**TASK GOAL**
The answer must consist of every line from the entries that holds the word "Random".

**RECORDS SUPPLIED**
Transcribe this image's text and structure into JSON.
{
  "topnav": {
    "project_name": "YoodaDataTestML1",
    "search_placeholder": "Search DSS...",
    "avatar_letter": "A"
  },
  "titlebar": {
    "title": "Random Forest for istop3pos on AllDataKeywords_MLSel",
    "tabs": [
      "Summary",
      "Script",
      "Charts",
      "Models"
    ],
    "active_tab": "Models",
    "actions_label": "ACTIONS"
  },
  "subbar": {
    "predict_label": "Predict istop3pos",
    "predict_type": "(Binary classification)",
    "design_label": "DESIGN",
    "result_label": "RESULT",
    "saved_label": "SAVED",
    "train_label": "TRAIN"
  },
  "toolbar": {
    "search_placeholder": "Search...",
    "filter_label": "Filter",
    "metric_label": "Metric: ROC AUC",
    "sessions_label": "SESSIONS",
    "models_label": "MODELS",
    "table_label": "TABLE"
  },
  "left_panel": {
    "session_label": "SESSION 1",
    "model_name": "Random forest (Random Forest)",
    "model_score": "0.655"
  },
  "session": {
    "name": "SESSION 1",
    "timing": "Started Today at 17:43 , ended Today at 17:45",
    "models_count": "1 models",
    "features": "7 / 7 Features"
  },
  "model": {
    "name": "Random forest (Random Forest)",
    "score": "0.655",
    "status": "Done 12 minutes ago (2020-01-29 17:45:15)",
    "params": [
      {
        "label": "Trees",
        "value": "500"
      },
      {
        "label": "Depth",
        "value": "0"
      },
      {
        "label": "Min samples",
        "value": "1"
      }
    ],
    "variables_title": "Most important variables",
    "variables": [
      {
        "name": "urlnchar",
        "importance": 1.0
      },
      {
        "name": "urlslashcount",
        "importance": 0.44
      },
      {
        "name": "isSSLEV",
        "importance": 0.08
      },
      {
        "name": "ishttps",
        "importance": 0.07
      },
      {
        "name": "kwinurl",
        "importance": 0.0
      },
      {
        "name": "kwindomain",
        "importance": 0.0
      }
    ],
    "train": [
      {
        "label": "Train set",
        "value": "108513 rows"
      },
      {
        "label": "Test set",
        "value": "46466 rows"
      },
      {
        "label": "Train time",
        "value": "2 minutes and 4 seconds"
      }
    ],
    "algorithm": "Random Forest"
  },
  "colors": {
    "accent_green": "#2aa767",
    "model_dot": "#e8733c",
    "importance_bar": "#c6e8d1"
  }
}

**OUTPUT OF THE EXERCISE**
    "title": "Random Forest for istop3pos on AllDataKeywords_MLSel",
    "model_name": "Random forest (Random Forest)",
    "name": "Random forest (Random Forest)",
    "algorithm": "Random Forest"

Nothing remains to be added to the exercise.